Last edited 15jan13. Click here for Class Webpages

Spring 2013 Course Description:


Professor: George Francis
Office: 101 Altgeld Hall
Text: Michael Hvidsten, Geometry with Geometry Explorer
Software: Michael Hvidsten, Geometry Explorer 2.0
Prerequisites: MA241 and MA347, or consent of instructor.

Geometry is one of the richest areas for mathematical exploration. The visual aspects of the subject make exploration and experimentation natural and intuitive. At the same time, the abstractions developed to explain geometric patterns and connections make the subject extremely powerful and applicable to a wide variety of physical situations. In this book [and course] we give equal weight to intuitive and imaginative exploration of geometry, and to abstract reasoning and proof.

From the Introduction of Hvidsten't text

This course is a practical introduction Non-Euclidean geometry from an experimental viewpoint. It is also a thorough review of axiomatic and analytical Euclidean geometry, as well as a gentle introduction to complex numbers. It also serves as an introduction to rigorous proofs and good mathematical exposition. While experience with plane vectors (MA 241) and symbolic logic (MA 347) are recommended, motivated students may complete supplementary lessons to learn these techniques early in the term. The course may be taken for 3 or 4 credit hours.
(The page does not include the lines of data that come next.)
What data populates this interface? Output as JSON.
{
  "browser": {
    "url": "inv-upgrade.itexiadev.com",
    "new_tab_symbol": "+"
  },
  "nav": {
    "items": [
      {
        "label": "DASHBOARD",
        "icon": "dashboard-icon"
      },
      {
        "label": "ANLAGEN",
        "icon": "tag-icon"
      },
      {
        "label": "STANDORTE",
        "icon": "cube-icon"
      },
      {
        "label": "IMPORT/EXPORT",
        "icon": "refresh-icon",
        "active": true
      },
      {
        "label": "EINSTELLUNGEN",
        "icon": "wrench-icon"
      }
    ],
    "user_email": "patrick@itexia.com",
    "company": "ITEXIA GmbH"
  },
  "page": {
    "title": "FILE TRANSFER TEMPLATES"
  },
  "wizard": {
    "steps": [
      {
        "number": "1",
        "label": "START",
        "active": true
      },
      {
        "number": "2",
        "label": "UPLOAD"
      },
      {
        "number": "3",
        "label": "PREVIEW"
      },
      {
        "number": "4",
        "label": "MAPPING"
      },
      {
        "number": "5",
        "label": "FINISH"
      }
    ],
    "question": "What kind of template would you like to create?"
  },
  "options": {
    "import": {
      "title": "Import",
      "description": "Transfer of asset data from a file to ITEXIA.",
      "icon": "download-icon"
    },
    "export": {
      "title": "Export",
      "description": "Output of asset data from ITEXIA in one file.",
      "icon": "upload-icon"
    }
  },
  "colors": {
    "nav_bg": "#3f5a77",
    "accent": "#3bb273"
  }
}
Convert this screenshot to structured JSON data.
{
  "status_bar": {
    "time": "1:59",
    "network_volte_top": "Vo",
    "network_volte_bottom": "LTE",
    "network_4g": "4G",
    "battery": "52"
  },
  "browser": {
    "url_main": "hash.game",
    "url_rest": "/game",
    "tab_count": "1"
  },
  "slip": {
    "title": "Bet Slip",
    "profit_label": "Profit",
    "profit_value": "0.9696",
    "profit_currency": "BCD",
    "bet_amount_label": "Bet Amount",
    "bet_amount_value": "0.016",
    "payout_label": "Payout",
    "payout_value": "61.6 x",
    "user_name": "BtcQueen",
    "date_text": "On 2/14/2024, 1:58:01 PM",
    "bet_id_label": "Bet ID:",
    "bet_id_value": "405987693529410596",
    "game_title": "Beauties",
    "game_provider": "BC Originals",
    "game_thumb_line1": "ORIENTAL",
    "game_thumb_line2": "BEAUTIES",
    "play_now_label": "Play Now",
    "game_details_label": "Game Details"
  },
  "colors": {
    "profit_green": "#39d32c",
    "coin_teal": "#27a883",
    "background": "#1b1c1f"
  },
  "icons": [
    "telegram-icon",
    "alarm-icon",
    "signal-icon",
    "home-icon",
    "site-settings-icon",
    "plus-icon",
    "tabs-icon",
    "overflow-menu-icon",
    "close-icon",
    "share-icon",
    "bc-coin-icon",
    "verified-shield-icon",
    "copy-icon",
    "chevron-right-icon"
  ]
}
To pursue these twin goals quoted above, we use a balanced mixture of contemporary online and classical learning techniques. All lessons are held in a computer equipped classroom. Hvidsten's temporarily out of print textbook is online together with extensive notes, explanations, examples, tutorials and exercises. We use a custom edition of his geometric drawing software, Geometry Explorer (GEX), which downloads to all platforms. Students have the opportunity to learn and use LaTeX, the universal scientific and technical typesetting tool, with our custom webtool texWins. Students also keep a hand-written journal of what they have learned, which may be used during tests. We use the ATLAS Moodle for online consultation, discussion, and submission of homework. Daily work (30%), tests(40%) and the final (30%) are announced in the online syllabus.